Transgene expression by RT-PCR

Total RNA was isolated from leaf, flower, and seed tissues with RNEasy Plant Mini Kit (Qiagen) and cDNA synthesis was performed as per Neelakandan et al. (2009). The transgene expression was verified initially by semi-quantitative RT-PCR using transgene-specific primer sequences. The reaction conditions were as follows: initial denaturation at 94 °C for 3 min, followed by 26–28 cycles of 94 °C for 15 s, 55–60 °C for 30 s, and 72 °C for 1–2 min, followed by a final annealing at 72 °C for 5 min. The amplified products were run on 1% agarose gels and visualized by ethidium bromide staining and photographed. The relative transcript abundance was also estimated by quantitative real-time polymerase chain reaction (RT-PCR) performed on an ABI PRISM 7000 SDS instrument (ABI, Applied Biosystems, Carlsbad, CA) using SYBR green fluorescent dye as described in Neelakandan et al. (2009). Gene-specific primers were designed using Primer Express 2.0 software (ABI); their sequences and the respective amplicon sizes are reported in the Table S4.

Sterol analysis

The sterol analyses of soybean samples were conducted in triplicate as described in Neelakandan et al. (2009), from three independent plants of each event. The analytes were identified by comparison with retention times and mass spectra to those of authentic standards.

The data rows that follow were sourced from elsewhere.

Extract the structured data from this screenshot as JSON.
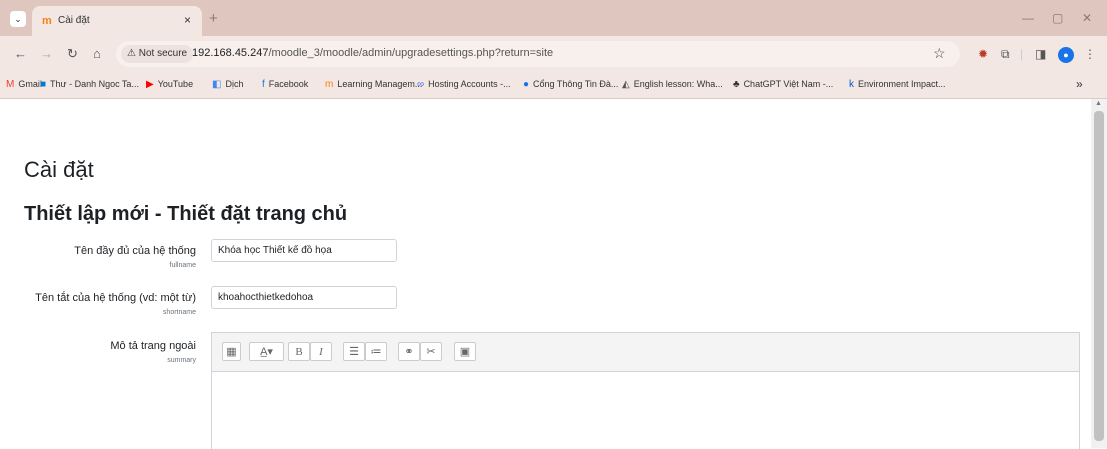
{
  "browser": {
    "tab_title": "Cài đặt",
    "tab_close": "×",
    "new_tab": "+",
    "url_prefix": "192.168.45.247",
    "url_rest": "/moodle_3/moodle/admin/upgradesettings.php?return=site",
    "not_secure": "⚠ Not secure",
    "bookmarks_overflow": "»"
  },
  "bookmarks": [
    {
      "icon": "M",
      "label": "Gmail",
      "color": "#ea4335"
    },
    {
      "icon": "■",
      "label": "Thư - Danh Ngoc Ta...",
      "color": "#0078d4"
    },
    {
      "icon": "▶",
      "label": "YouTube",
      "color": "#ff0000"
    },
    {
      "icon": "◧",
      "label": "Dịch",
      "color": "#4285f4"
    },
    {
      "icon": "f",
      "label": "Facebook",
      "color": "#1877f2"
    },
    {
      "icon": "m",
      "label": "Learning Managem...",
      "color": "#f98012"
    },
    {
      "icon": "∞",
      "label": "Hosting Accounts -...",
      "color": "#4b6ef5"
    },
    {
      "icon": "●",
      "label": "Cổng Thông Tin Đà...",
      "color": "#1a73e8"
    },
    {
      "icon": "◭",
      "label": "English lesson: Wha...",
      "color": "#555555"
    },
    {
      "icon": "♣",
      "label": "ChatGPT Việt Nam -...",
      "color": "#333333"
    },
    {
      "icon": "k",
      "label": "Environment Impact...",
      "color": "#0056d2"
    }
  ],
  "page": {
    "heading": "Cài đặt",
    "section_title": "Thiết lập mới - Thiết đặt trang chủ"
  },
  "form": {
    "fullname": {
      "label": "Tên đầy đủ của hệ thống",
      "key": "fullname",
      "value": "Khóa học Thiết kế đồ họa"
    },
    "shortname": {
      "label": "Tên tắt của hệ thống (vd: một từ)",
      "key": "shortname",
      "value": "khoahocthietkedohoa"
    },
    "summary": {
      "label": "Mô tả trang ngoài",
      "key": "summary"
    }
  }
}
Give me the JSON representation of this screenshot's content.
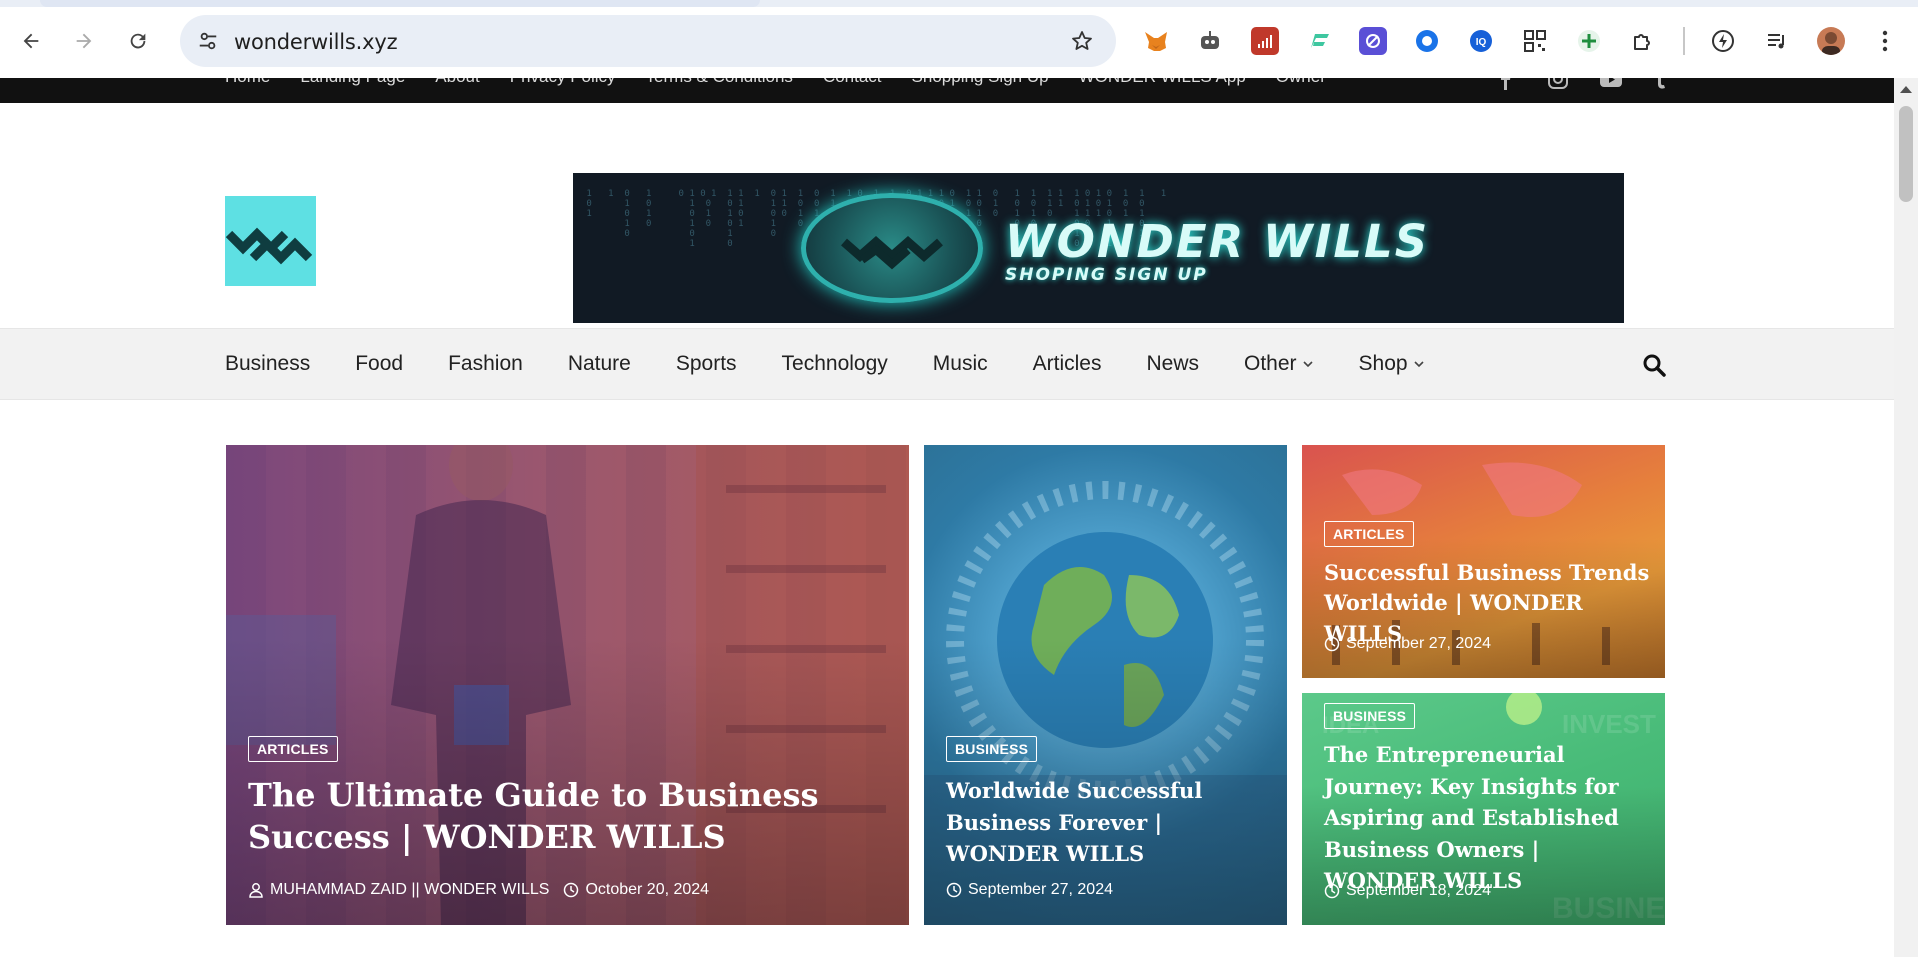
{
  "browser": {
    "url": "wonderwills.xyz",
    "extensions": [
      "fox-icon",
      "robot-icon",
      "signal-icon",
      "flag-icon",
      "shield-icon",
      "circle-record-icon",
      "iq-icon",
      "qr-icon",
      "plus-icon",
      "puzzle-icon"
    ],
    "right_icons": [
      "bolt-icon",
      "playlist-icon",
      "avatar",
      "kebab-menu-icon"
    ]
  },
  "topbar": {
    "links": [
      "Home",
      "Landing Page",
      "About",
      "Privacy Policy",
      "Terms & Conditions",
      "Contact",
      "Shopping Sign Up",
      "WONDER WILLS App",
      "Owner"
    ],
    "social": [
      "facebook-icon",
      "instagram-icon",
      "youtube-icon",
      "tumblr-icon"
    ]
  },
  "banner": {
    "title": "WONDER WILLS",
    "subtitle": "SHOPING SIGN UP"
  },
  "nav": {
    "items": [
      {
        "label": "Business",
        "dropdown": false
      },
      {
        "label": "Food",
        "dropdown": false
      },
      {
        "label": "Fashion",
        "dropdown": false
      },
      {
        "label": "Nature",
        "dropdown": false
      },
      {
        "label": "Sports",
        "dropdown": false
      },
      {
        "label": "Technology",
        "dropdown": false
      },
      {
        "label": "Music",
        "dropdown": false
      },
      {
        "label": "Articles",
        "dropdown": false
      },
      {
        "label": "News",
        "dropdown": false
      },
      {
        "label": "Other",
        "dropdown": true
      },
      {
        "label": "Shop",
        "dropdown": true
      }
    ]
  },
  "posts": {
    "main": {
      "category": "ARTICLES",
      "title": "The Ultimate Guide to Business Success | WONDER WILLS",
      "author": "MUHAMMAD ZAID || WONDER WILLS",
      "date": "October 20, 2024"
    },
    "middle": {
      "category": "BUSINESS",
      "title": "Worldwide Successful Business Forever | WONDER WILLS",
      "date": "September 27, 2024"
    },
    "top_right": {
      "category": "ARTICLES",
      "title": "Successful Business Trends Worldwide | WONDER WILLS",
      "date": "September 27, 2024"
    },
    "bottom_right": {
      "category": "BUSINESS",
      "title": "The Entrepreneurial Journey: Key Insights for Aspiring and Established Business Owners | WONDER WILLS",
      "date": "September 18, 2024"
    }
  },
  "colors": {
    "logo_bg": "#5ee0e3",
    "topbar_bg": "#111111",
    "nav_bg": "#f2f2f2"
  }
}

The support of the Missouri Soybean Merchandising Council (Project #04-259) to H.T.N. and National Science Foundation (MCB-0920212) to W.D.N. is gratefully acknowledged. We are greatly indebted to Jenny Su, Liwen Zhou, and Dr. Zhanyuan Zhang at the MU Plant Transformation Core Facility, for developing the transgenic soybean plants used in this study. We thank Dr. Edgar Cahoon (University of Nebraska, Lincoln) for kindly providing the sub-cloning vectors, BetaConsoyHyg, pKMS3, and the binary vector, pZY101Asc, and Dr. Gary Stacey (University of Missouri, Columbia) for the pPhas-Gly vector. Thanks are also due to Dr. Satish Guttikonda and Dr. Rajesh Kumar (University of Missouri, Columbia) for helpful discussions and support. Special thanks to Ms. Theresa Musket (University of Missouri, Columbia) for careful editing of the manuscript. We also thank the anonymous reviewers for the comments and suggestions which helped to improve the quality of the manuscript.